CPI tracks the cost of a fixed bundle of goods, intended to represent the purchases of a 'typical' person. However some things are excluded - mortgage, maybe rent, and some goods with volatile pricing.
If your purchases aren't typical, your expenses won't track the CPI. If your expenses other than CPI goods change, your total cost of living can change ...
For the CPI, there is actually federal employees whose job it is to visit various stores to collect the prices of specific items (boy's size-14 collared shirt made of 97 percent cotton). Planet Money did a great podcast on this, actually following one of these people for a day.
To understand this chart you need to see the underlying numbers from the Consumer Price Index The number for January 2014 is:
((CPI Jan14) - (CPI Jan13)) / (CPI Jan14)
That's supposed to reflect the inflation in the twelve months prior to Jan14. The same calculation is done in each month.

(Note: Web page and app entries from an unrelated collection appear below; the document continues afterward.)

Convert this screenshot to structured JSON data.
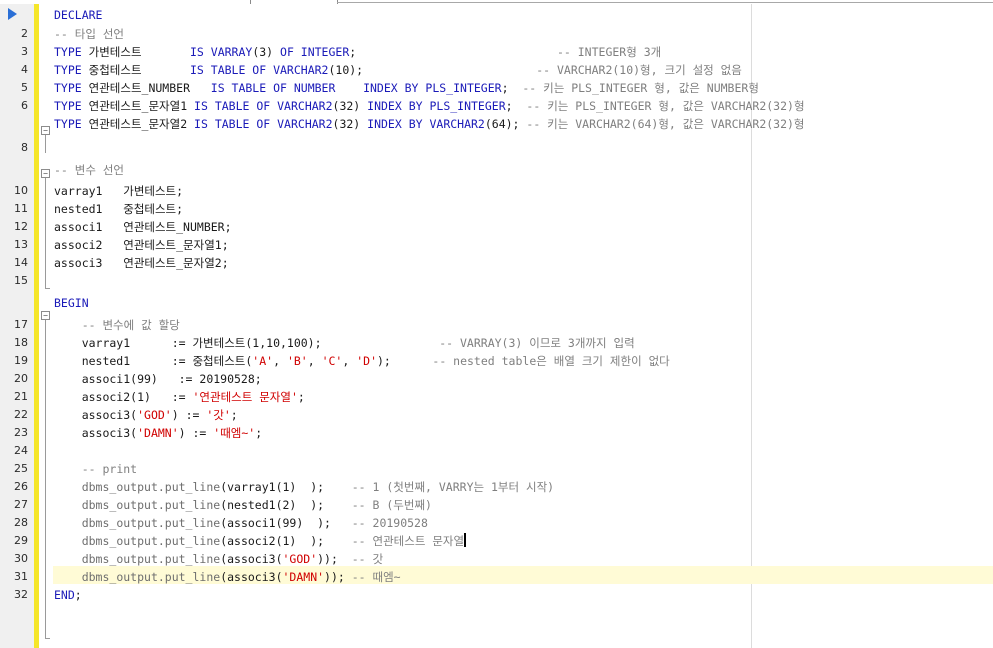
{
  "gutter": {
    "line_numbers": [
      "",
      "2",
      "3",
      "4",
      "5",
      "6",
      "",
      "8",
      "",
      "10",
      "11",
      "12",
      "13",
      "14",
      "15",
      "",
      "17",
      "18",
      "19",
      "20",
      "21",
      "22",
      "23",
      "24",
      "25",
      "26",
      "27",
      "28",
      "29",
      "30",
      "31",
      "32"
    ],
    "run_marker_icon": "play-triangle-icon",
    "fold_icon": "fold-minus-icon"
  },
  "colors": {
    "keyword": "#1a1ab8",
    "comment": "#7f7f7f",
    "string": "#d00000",
    "change_bar": "#f5e62a",
    "current_line": "#fffbd6"
  },
  "editor": {
    "lines": [
      [
        {
          "t": "DECLARE",
          "c": "kw"
        }
      ],
      [
        {
          "t": "-- 타입 선언",
          "c": "cm"
        }
      ],
      [
        {
          "t": "TYPE ",
          "c": "kw"
        },
        {
          "t": "가변테스트       ",
          "c": "id"
        },
        {
          "t": "IS VARRAY",
          "c": "kw"
        },
        {
          "t": "(3) ",
          "c": "nm"
        },
        {
          "t": "OF INTEGER",
          "c": "kw"
        },
        {
          "t": ";                             ",
          "c": "id"
        },
        {
          "t": "-- INTEGER형 3개",
          "c": "cm"
        }
      ],
      [
        {
          "t": "TYPE ",
          "c": "kw"
        },
        {
          "t": "중첩테스트       ",
          "c": "id"
        },
        {
          "t": "IS TABLE OF VARCHAR2",
          "c": "kw"
        },
        {
          "t": "(10);                         ",
          "c": "nm"
        },
        {
          "t": "-- VARCHAR2(10)형, 크기 설정 없음",
          "c": "cm"
        }
      ],
      [
        {
          "t": "TYPE ",
          "c": "kw"
        },
        {
          "t": "연관테스트_NUMBER   ",
          "c": "id"
        },
        {
          "t": "IS TABLE OF NUMBER    INDEX BY PLS_INTEGER",
          "c": "kw"
        },
        {
          "t": ";  ",
          "c": "id"
        },
        {
          "t": "-- 키는 PLS_INTEGER 형, 값은 NUMBER형",
          "c": "cm"
        }
      ],
      [
        {
          "t": "TYPE ",
          "c": "kw"
        },
        {
          "t": "연관테스트_문자열1 ",
          "c": "id"
        },
        {
          "t": "IS TABLE OF VARCHAR2",
          "c": "kw"
        },
        {
          "t": "(32) ",
          "c": "nm"
        },
        {
          "t": "INDEX BY PLS_INTEGER",
          "c": "kw"
        },
        {
          "t": ";  ",
          "c": "id"
        },
        {
          "t": "-- 키는 PLS_INTEGER 형, 값은 VARCHAR2(32)형",
          "c": "cm"
        }
      ],
      [
        {
          "t": "TYPE ",
          "c": "kw"
        },
        {
          "t": "연관테스트_문자열2 ",
          "c": "id"
        },
        {
          "t": "IS TABLE OF VARCHAR2",
          "c": "kw"
        },
        {
          "t": "(32) ",
          "c": "nm"
        },
        {
          "t": "INDEX BY VARCHAR2",
          "c": "kw"
        },
        {
          "t": "(64); ",
          "c": "nm"
        },
        {
          "t": "-- 키는 VARCHAR2(64)형, 값은 VARCHAR2(32)형",
          "c": "cm"
        }
      ],
      [],
      [
        {
          "t": "-- 변수 선언",
          "c": "cm"
        }
      ],
      [
        {
          "t": "varray1   가변테스트;",
          "c": "id"
        }
      ],
      [
        {
          "t": "nested1   중첩테스트;",
          "c": "id"
        }
      ],
      [
        {
          "t": "associ1   연관테스트_NUMBER;",
          "c": "id"
        }
      ],
      [
        {
          "t": "associ2   연관테스트_문자열1;",
          "c": "id"
        }
      ],
      [
        {
          "t": "associ3   연관테스트_문자열2;",
          "c": "id"
        }
      ],
      [],
      [
        {
          "t": "BEGIN",
          "c": "kw"
        }
      ],
      [
        {
          "t": "    ",
          "c": "id"
        },
        {
          "t": "-- 변수에 값 할당",
          "c": "cm"
        }
      ],
      [
        {
          "t": "    varray1      := 가변테스트(1,10,100);                 ",
          "c": "id"
        },
        {
          "t": "-- VARRAY(3) 이므로 3개까지 입력",
          "c": "cm"
        }
      ],
      [
        {
          "t": "    nested1      := 중첩테스트(",
          "c": "id"
        },
        {
          "t": "'A'",
          "c": "st"
        },
        {
          "t": ", ",
          "c": "id"
        },
        {
          "t": "'B'",
          "c": "st"
        },
        {
          "t": ", ",
          "c": "id"
        },
        {
          "t": "'C'",
          "c": "st"
        },
        {
          "t": ", ",
          "c": "id"
        },
        {
          "t": "'D'",
          "c": "st"
        },
        {
          "t": ");      ",
          "c": "id"
        },
        {
          "t": "-- nested table은 배열 크기 제한이 없다",
          "c": "cm"
        }
      ],
      [
        {
          "t": "    associ1(99)   := 20190528;",
          "c": "id"
        }
      ],
      [
        {
          "t": "    associ2(1)   := ",
          "c": "id"
        },
        {
          "t": "'연관테스트 문자열'",
          "c": "st"
        },
        {
          "t": ";",
          "c": "id"
        }
      ],
      [
        {
          "t": "    associ3(",
          "c": "id"
        },
        {
          "t": "'GOD'",
          "c": "st"
        },
        {
          "t": ") := ",
          "c": "id"
        },
        {
          "t": "'갓'",
          "c": "st"
        },
        {
          "t": ";",
          "c": "id"
        }
      ],
      [
        {
          "t": "    associ3(",
          "c": "id"
        },
        {
          "t": "'DAMN'",
          "c": "st"
        },
        {
          "t": ") := ",
          "c": "id"
        },
        {
          "t": "'때엠~'",
          "c": "st"
        },
        {
          "t": ";",
          "c": "id"
        }
      ],
      [],
      [
        {
          "t": "    ",
          "c": "id"
        },
        {
          "t": "-- print",
          "c": "cm"
        }
      ],
      [
        {
          "t": "    ",
          "c": "id"
        },
        {
          "t": "dbms_output.put_line",
          "c": "fn"
        },
        {
          "t": "(varray1(1)  );    ",
          "c": "id"
        },
        {
          "t": "-- 1 (첫번째, VARRY는 1부터 시작)",
          "c": "cm"
        }
      ],
      [
        {
          "t": "    ",
          "c": "id"
        },
        {
          "t": "dbms_output.put_line",
          "c": "fn"
        },
        {
          "t": "(nested1(2)  );    ",
          "c": "id"
        },
        {
          "t": "-- B (두번째)",
          "c": "cm"
        }
      ],
      [
        {
          "t": "    ",
          "c": "id"
        },
        {
          "t": "dbms_output.put_line",
          "c": "fn"
        },
        {
          "t": "(associ1(99)  );   ",
          "c": "id"
        },
        {
          "t": "-- 20190528",
          "c": "cm"
        }
      ],
      [
        {
          "t": "    ",
          "c": "id"
        },
        {
          "t": "dbms_output.put_line",
          "c": "fn"
        },
        {
          "t": "(associ2(1)  );    ",
          "c": "id"
        },
        {
          "t": "-- 연관테스트 문자열",
          "c": "cm"
        }
      ],
      [
        {
          "t": "    ",
          "c": "id"
        },
        {
          "t": "dbms_output.put_line",
          "c": "fn"
        },
        {
          "t": "(associ3(",
          "c": "id"
        },
        {
          "t": "'GOD'",
          "c": "st"
        },
        {
          "t": "));  ",
          "c": "id"
        },
        {
          "t": "-- 갓",
          "c": "cm"
        }
      ],
      [
        {
          "t": "    ",
          "c": "id"
        },
        {
          "t": "dbms_output.put_line",
          "c": "fn"
        },
        {
          "t": "(associ3(",
          "c": "id"
        },
        {
          "t": "'DAMN'",
          "c": "st"
        },
        {
          "t": ")); ",
          "c": "id"
        },
        {
          "t": "-- 때엠~",
          "c": "cm"
        }
      ],
      [
        {
          "t": "END",
          "c": "kw"
        },
        {
          "t": ";",
          "c": "id"
        }
      ]
    ],
    "caret_line": 28
  }
}
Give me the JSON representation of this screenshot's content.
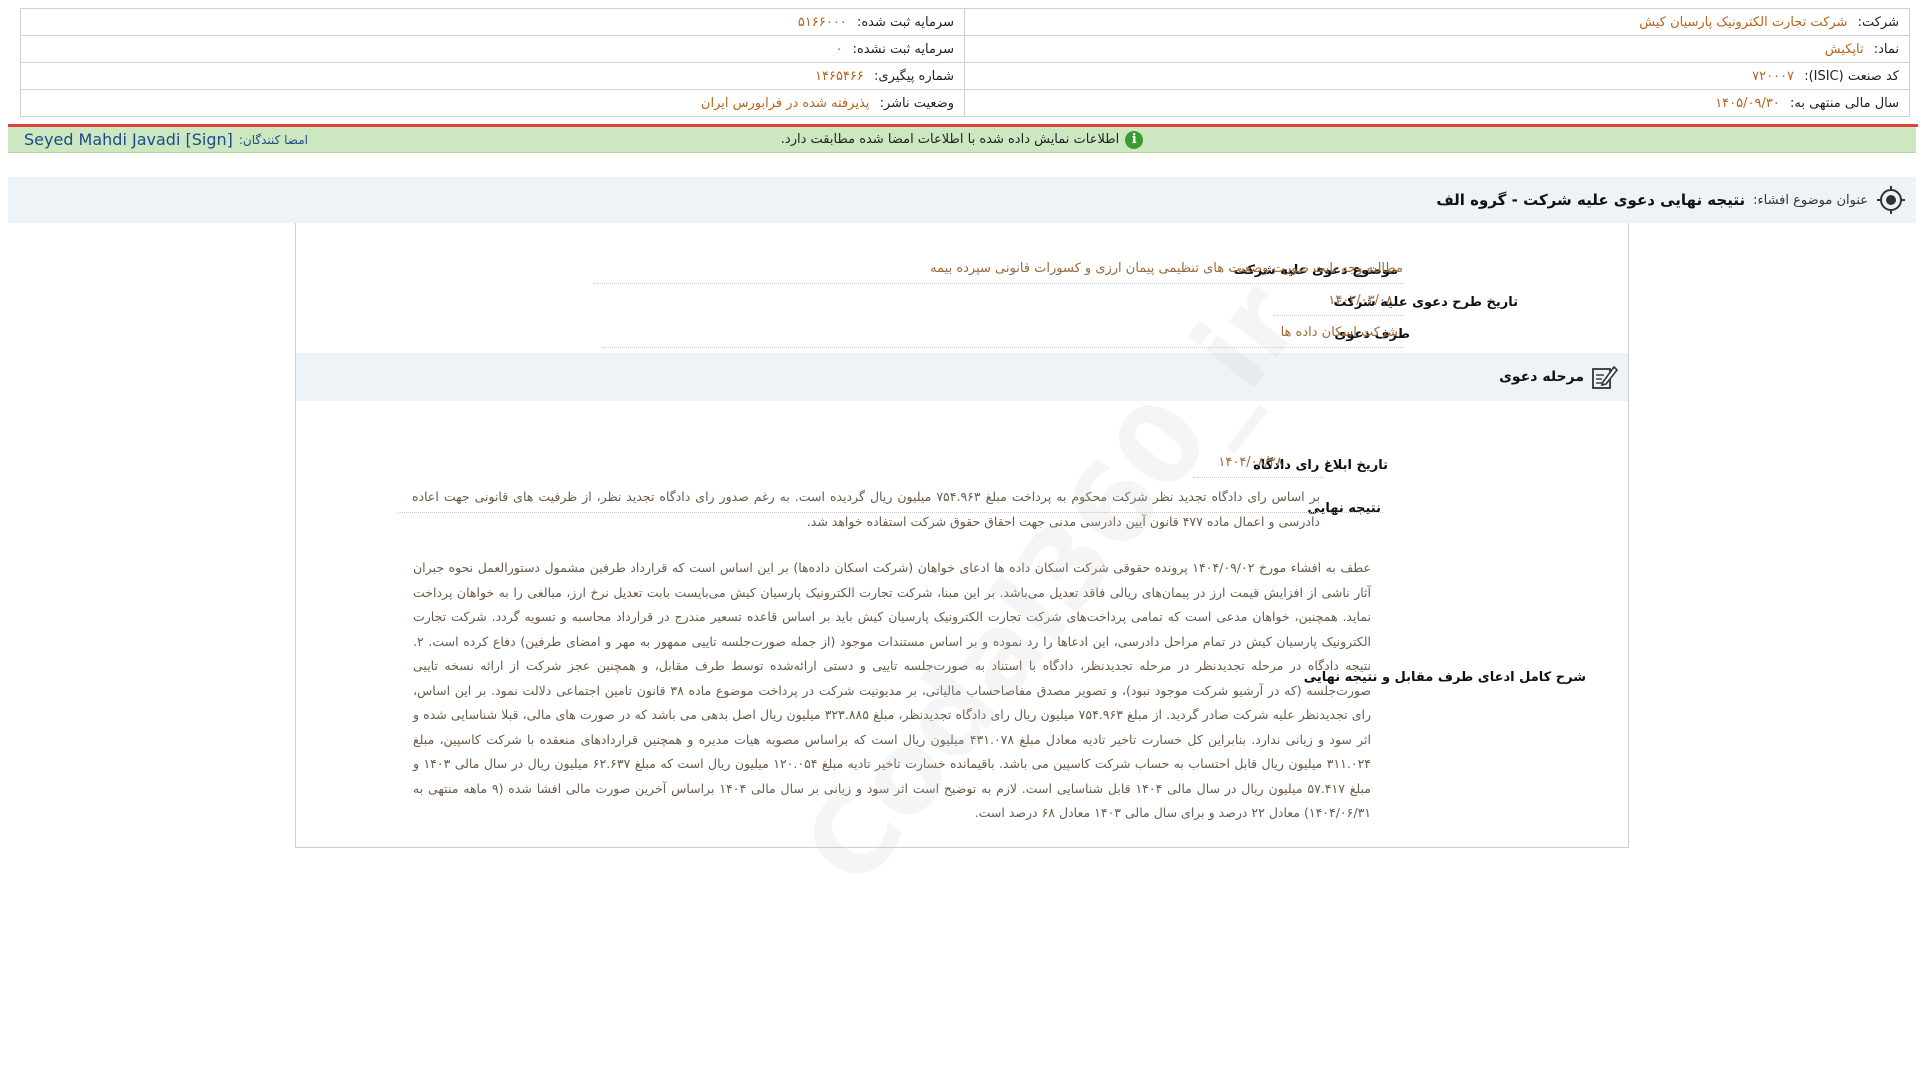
{
  "header": {
    "company_label": "شرکت:",
    "company_value": "شرکت تجارت الکترونیک پارسیان کیش",
    "symbol_label": "نماد:",
    "symbol_value": "تاپکیش",
    "isic_label": "کد صنعت (ISIC):",
    "isic_value": "۷۲۰۰۰۷",
    "fiscal_label": "سال مالی منتهی به:",
    "fiscal_value": "۱۴۰۵/۰۹/۳۰",
    "reg_capital_label": "سرمایه ثبت شده:",
    "reg_capital_value": "۵۱۶۶۰۰۰",
    "unreg_capital_label": "سرمایه ثبت نشده:",
    "unreg_capital_value": "۰",
    "tracking_label": "شماره پیگیری:",
    "tracking_value": "۱۴۶۵۴۶۶",
    "publisher_status_label": "وضعیت ناشر:",
    "publisher_status_value": "پذیرفته شده در فرابورس ایران"
  },
  "sign_bar": {
    "message": "اطلاعات نمایش داده شده با اطلاعات امضا شده مطابقت دارد.",
    "signers_label": "امضا کنندگان:",
    "signers_value": "Seyed Mahdi Javadi [Sign]"
  },
  "subject": {
    "label": "عنوان موضوع افشاء:",
    "title": "نتیجه نهایی دعوی علیه شرکت - گروه الف"
  },
  "claim": {
    "subject_label": "موضوع دعوی علیه شرکت",
    "subject_value": "مطالبه وجه بابت صورت وضعیت های تنظیمی پیمان ارزی و کسورات قانونی سپرده بیمه",
    "date_label": "تاریخ طرح دعوی علیه شرکت",
    "date_value": "۱۴۰۲/۰۳/۰۸",
    "party_label": "طرف دعوی",
    "party_value": "شرکت اسکان داده ها"
  },
  "stage": {
    "title": "مرحله دعوی",
    "ruling_date_label": "تاریخ ابلاغ رای دادگاه",
    "ruling_date_value": "۱۴۰۴/۰۸/۲۸",
    "final_result_label": "نتیجه نهایی",
    "final_result_value": "بر اساس رای دادگاه تجدید نظر شرکت محکوم به پرداخت مبلغ ۷۵۴.۹۶۳ میلیون ریال گردیده است. به رغم صدور رای دادگاه تجدید نظر، از ظرفیت های قانونی جهت اعاده دادرسی و اعمال ماده ۴۷۷ قانون آیین دادرسی مدنی جهت احقاق حقوق شرکت استفاده خواهد شد.",
    "full_desc_label": "شرح کامل ادعای طرف مقابل و نتیجه نهایی",
    "full_desc_value": "عطف به افشاء مورخ ۱۴۰۴/۰۹/۰۲ پرونده حقوقی شرکت اسکان داده ها ادعای خواهان (شرکت اسکان داده‌ها) بر این اساس است که قرارداد طرفین مشمول دستورالعمل نحوه جبران آثار ناشی از افزایش قیمت ارز در پیمان‌های ریالی فاقد تعدیل می‌باشد. بر این مبنا، شرکت تجارت الکترونیک پارسیان کیش می‌بایست بابت تعدیل نرخ ارز، مبالغی را به خواهان پرداخت نماید. همچنین، خواهان مدعی است که تمامی پرداخت‌های شرکت تجارت الکترونیک پارسیان کیش باید بر اساس قاعده تسعیر مندرج در قرارداد محاسبه و تسویه گردد. شرکت تجارت الکترونیک پارسیان کیش در تمام مراحل دادرسی، این ادعاها را رد نموده و بر اساس مستندات موجود (از جمله صورت‌جلسه تاییی ممهور به مهر و امضای طرفین) دفاع کرده است. ۲. نتیجه دادگاه در مرحله تجدیدنظر در مرحله تجدیدنظر، دادگاه با استناد به صورت‌جلسه تاییی و دستی ارائه‌شده توسط طرف مقابل، و همچنین عجز شرکت از ارائه نسخه تاییی صورت‌جلسه (که در آرشیو شرکت موجود نبود)، و تصویر مصدق مفاصاحساب مالیاتی، بر مدیونیت شرکت در پرداخت موضوع ماده ۳۸ قانون تامین اجتماعی دلالت نمود. بر این اساس، رای تجدیدنظر علیه شرکت صادر گردید. از مبلغ ۷۵۴.۹۶۳ میلیون ریال رای دادگاه تجدیدنظر، مبلغ ۳۲۳.۸۸۵ میلیون ریال اصل بدهی می باشد که در صورت های مالی، قبلا شناسایی شده و اثر سود و زیانی ندارد. بنابراین کل خسارت تاخیر تادیه معادل مبلغ ۴۳۱.۰۷۸ میلیون ریال است که براساس مصوبه هیات مدیره و همچنین قراردادهای منعقده با شرکت کاسپین، مبلغ ۳۱۱.۰۲۴ میلیون ریال قابل احتساب به حساب شرکت کاسپین می باشد. باقیمانده خسارت تاخیر تادیه مبلغ ۱۲۰.۰۵۴ میلیون ریال است که مبلغ ۶۲.۶۳۷ میلیون ریال در سال مالی ۱۴۰۳ و مبلغ ۵۷.۴۱۷ میلیون ریال در سال مالی ۱۴۰۴ قابل شناسایی است. لازم به توضیح است اثر سود و زیانی بر سال مالی ۱۴۰۴ براساس آخرین صورت مالی افشا شده (۹ ماهه منتهی به ۱۴۰۴/۰۶/۳۱) معادل ۲۲ درصد و برای سال مالی ۱۴۰۳ معادل ۶۸ درصد است."
  },
  "watermark": "Codal360_ir",
  "colors": {
    "value_text": "#b5651d",
    "sign_bar_bg": "#cde8c0",
    "header_bar_bg": "#eef3f8",
    "alert_line": "#e04040"
  }
}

The annual column represents the same calculation but substituting ...
FRED could do it. They've got the exchange rates, they've got the inflation rates as time series. They've also got various tools to link it to applications or databases. They won't, however, answer your exact question directly, a little bit of coding (and thought) is needed.
Here's why it's not uniformly possible to answer such questions: Even given only ...
The comparison is of the CPI of January 2014 to Jan 2015, this gives you the inflation for Jan 2015 ... Like wise for other months.
For example CPI in Jan 2013 was 97.1 and 99 in Jan 2014. Hence inflation in Jan 2014 is 2%
The explanation is in below para from same page
Inflation Rate data for the UK is available from 1988 onward. Year over Year ...
All of the above. There are scientific methods for surveying. Generally the "people with clipboards" is the most reliable, but is also the most expensive, so some might be getting the data directly from the retailers with some sampling for verification. The "margin of error" percentage is directly related to the method chosen.
The actual increase in the cost of living for one month over the previous month cannot be calculated from the annualized increase in cost over the entire previous year.
Consider the hypothetical case of a very stable economy, where prices stay constant for decades. Nevertheless, the authorities issue monthly statements, reporting that the change in the ...
In the style of the Bank of England's Inflation Calculator, you can do the calculation like so.
The third column is an index made from the inflation figures and the forth column shows the inflation-adjusted values.
Using the index to calculate the difference in costs, for example:
Cost in April = Cost in December x ( April price index / December price ...
CPI is an Index.
If an index started with 100 on Jan 1, and the "bimonthly cpi growth rate" is 1.32%, the index becomes 101.32 on Feb 28.
If an index is 101.32 on Feb 28, and the subsequent "bimonthly cpi growth rate" is 1.75%, the index becomes 101.32 x (1 + 0.0175) = 103.0931 on April 30.
Fast forward, the CPI growth aka Inflation over the year is ...
That is the correct way
You could, if you wanted, calculate it over any period of time, you just need to label it appropriately. Typically, people care about the annualized inflation number so that it can be compared to ones investment returns. E.g. My investments grew 10% this year, but inflation was 3%, so my investments only effectively grew by 7%.
Assume you're asking about things like the Consumer Price Index? Different countries have different approaches. If they're honest, then the statistical sampling is conducted independently and consistently, with a clear publication schedule, and - as littleadv answered - by the men with clipboards.
It is that publication schedule which leads to a little ...